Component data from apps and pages
----------------------------------------

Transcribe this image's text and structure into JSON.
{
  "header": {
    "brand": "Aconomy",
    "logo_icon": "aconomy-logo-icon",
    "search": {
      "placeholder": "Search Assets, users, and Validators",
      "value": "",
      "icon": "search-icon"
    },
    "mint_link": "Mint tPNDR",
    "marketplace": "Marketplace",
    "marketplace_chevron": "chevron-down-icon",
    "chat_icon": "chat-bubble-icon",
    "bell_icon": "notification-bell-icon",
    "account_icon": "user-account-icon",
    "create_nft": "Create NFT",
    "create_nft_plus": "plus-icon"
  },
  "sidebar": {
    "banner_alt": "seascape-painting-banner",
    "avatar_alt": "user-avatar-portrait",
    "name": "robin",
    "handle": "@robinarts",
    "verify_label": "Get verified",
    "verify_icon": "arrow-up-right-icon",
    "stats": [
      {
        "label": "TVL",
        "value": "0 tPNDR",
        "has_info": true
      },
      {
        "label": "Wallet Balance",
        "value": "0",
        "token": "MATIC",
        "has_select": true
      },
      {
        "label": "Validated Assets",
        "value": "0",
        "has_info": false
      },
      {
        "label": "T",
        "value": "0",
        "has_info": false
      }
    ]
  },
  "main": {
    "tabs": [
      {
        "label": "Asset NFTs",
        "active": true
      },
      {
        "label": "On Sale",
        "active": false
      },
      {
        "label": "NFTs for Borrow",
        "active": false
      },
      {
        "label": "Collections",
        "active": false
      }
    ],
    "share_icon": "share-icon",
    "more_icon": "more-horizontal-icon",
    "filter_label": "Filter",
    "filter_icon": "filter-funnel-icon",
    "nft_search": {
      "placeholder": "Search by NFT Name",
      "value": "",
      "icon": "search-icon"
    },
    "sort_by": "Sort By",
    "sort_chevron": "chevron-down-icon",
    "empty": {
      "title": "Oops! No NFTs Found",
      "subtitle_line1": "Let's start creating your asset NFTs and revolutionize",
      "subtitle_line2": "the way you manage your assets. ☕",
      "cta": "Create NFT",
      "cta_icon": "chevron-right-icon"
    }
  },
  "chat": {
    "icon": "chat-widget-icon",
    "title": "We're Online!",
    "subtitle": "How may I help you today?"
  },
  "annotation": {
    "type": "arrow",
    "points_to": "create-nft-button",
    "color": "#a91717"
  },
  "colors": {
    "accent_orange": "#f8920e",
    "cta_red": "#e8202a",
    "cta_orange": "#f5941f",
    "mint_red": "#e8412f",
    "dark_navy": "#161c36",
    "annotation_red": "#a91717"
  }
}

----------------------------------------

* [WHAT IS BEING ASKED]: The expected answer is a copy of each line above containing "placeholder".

* [TASK RESULT]:
      "placeholder": "Search Assets, users, and Validators",
      "placeholder": "Search by NFT Name",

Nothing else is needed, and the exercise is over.